Companies are deluding themselves if they think they can postpone wireless deployments until the technology is stable and secure. As happened in the 1980s with desktop PCs, employees are driving the process forward, and eWeek Labs has been looking at products that help IT staff support the resulting diversity of wireless wares on company networks for several years now. More recently, industry heavyweights have also come around to this way of thinking.
In his keynote speech last month at the Pocket PC Summit conference in Los Angeles, Richard Stone, manager for Enterprise Mobility Solutions at Hewlett-Packard Co., said these deployments might happen one employee at a time, but supporting wireless devices is now an imperative, not an option.

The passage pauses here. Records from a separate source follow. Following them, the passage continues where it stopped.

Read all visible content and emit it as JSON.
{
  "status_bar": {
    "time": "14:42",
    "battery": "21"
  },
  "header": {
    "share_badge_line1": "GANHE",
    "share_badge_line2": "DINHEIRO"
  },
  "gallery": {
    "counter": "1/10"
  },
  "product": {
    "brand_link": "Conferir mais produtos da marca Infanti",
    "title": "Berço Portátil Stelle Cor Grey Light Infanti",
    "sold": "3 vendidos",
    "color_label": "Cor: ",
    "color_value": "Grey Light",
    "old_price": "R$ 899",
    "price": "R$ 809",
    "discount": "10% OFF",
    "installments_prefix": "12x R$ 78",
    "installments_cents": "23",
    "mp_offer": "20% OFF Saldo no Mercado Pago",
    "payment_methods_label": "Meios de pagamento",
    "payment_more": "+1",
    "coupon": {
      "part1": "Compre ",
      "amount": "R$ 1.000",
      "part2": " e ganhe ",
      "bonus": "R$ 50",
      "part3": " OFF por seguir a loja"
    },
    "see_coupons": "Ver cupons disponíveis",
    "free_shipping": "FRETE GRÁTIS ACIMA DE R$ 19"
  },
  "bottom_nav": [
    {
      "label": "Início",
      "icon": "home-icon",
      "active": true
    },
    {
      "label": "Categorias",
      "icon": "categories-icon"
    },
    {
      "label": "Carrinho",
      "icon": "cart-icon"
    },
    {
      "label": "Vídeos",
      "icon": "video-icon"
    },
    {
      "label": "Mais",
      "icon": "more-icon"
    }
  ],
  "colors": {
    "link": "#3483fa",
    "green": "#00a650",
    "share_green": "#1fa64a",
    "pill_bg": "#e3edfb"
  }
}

"What are the two things that you do on Monday after your kids talk you into buying a wireless handheld on Saturday? First, you expense it back to the company; second, you show up at your IT guys office door and say, Make this work with the company e-mail," said Stone. "The majority of handheld devices are chosen by employees, even if not necessarily paid for by the employee."
Companies have to get a grip on the resulting issues of security and management today and be prepared to deal with the resulting heterogeneity for years to come, he continued.
When enterprise sites are trying to defer a wireless deployment, Stone said, its typically because of concerns about rapidly changing standards, integration with other enterprise network services and doubts about return on investment. He suggested that the wireless standards war is over, adding, "If I can go into Frys and find it on special, its an industry standard; if its under $150, its a pervasive industry standard. That makes 802.11b a pervasive industry standard."
On the software side, Stone promised HPs continued compatibility with current iPaq devices in a commitment to Microsoft Corp. technologies for the handheld and the Web services platform. Echoing other recent HP statements committing the company to Microsofts .Net, Stone called it the "open, nonproprietary" services framework and suggested that both Sun Microsystems Inc. and IBM were favoring their own proprietary solutions for Web services.
Stone promised that HP would be addressing other enterprise concerns with features such as "guest printing" support from wireless handhelds and with high levels of functional integration. (This to quiet the often-voiced complaint about whats been called the "Batmans belt" look of the modern worker carrying multiple devices.)
Standing in front of drawings bearing prominent labels of "CONCEPT ONLY" and resolutely refusing to comment on unannounced products, Stone nevertheless suggested that customers might soon see a fusion of the iPaq and Research In Motion Ltd.s BlackBerry into a single handheld e-mail terminal and Internet portal device.
"The evolution of the iPaq," said Stone, "will include wireless LAN, wireless WAN and Bluetooth." It will include a removable battery, he said, mentioning one of the differences thats made HPs Jornada (soon to be phased out) preferable to the iPaq for some buyers; it will also provide faster processors, better displays and integrated biometric identification such as fingerprint scanning to mitigate the security risks of wireless devices that have access to enterprise networks. "170,000 devices are left on public transportation in the United States every year," he said.
Wireless penetration is more than a matter of technology; telecommunications carriers business models are also important factors, Stone said. Voice traffic, he added, is the carriers crown jewel, and they will not threaten voice service to provide data bandwidth. The more wireless infrastructure gets built by other parties, as on enterprise or academic campus networks or in retail facilities such as coffee shops, the sooner users will enjoy pervasive access.
Technology Editor Peter Coffee can be reached at firstname.lastname@example.org.
Peter Coffee is Director of Platform Research at salesforce.com, where he serves as a liaison with the developer community to define the opportunity and clarify developers' technical requirements on the company's evolving Apex Platform. Peter previously spent 18 years with eWEEK (formerly PC Week), the national news magazine of enterprise technology practice, where he reviewed software development tools and methods and wrote regular columns on emerging technologies and professional community issues.Before he began writing full-time in 1989, Peter spent eleven years in technical and management positions at Exxon and The Aerospace Corporation, including management of the latter company's first desktop computing planning team and applied research in applications of artificial intelligence techniques. He holds an engineering degree from MIT and an MBA from Pepperdine University, he has held teaching appointments in computer science, business analytics and information systems management at Pepperdine, UCLA, and Chapman College.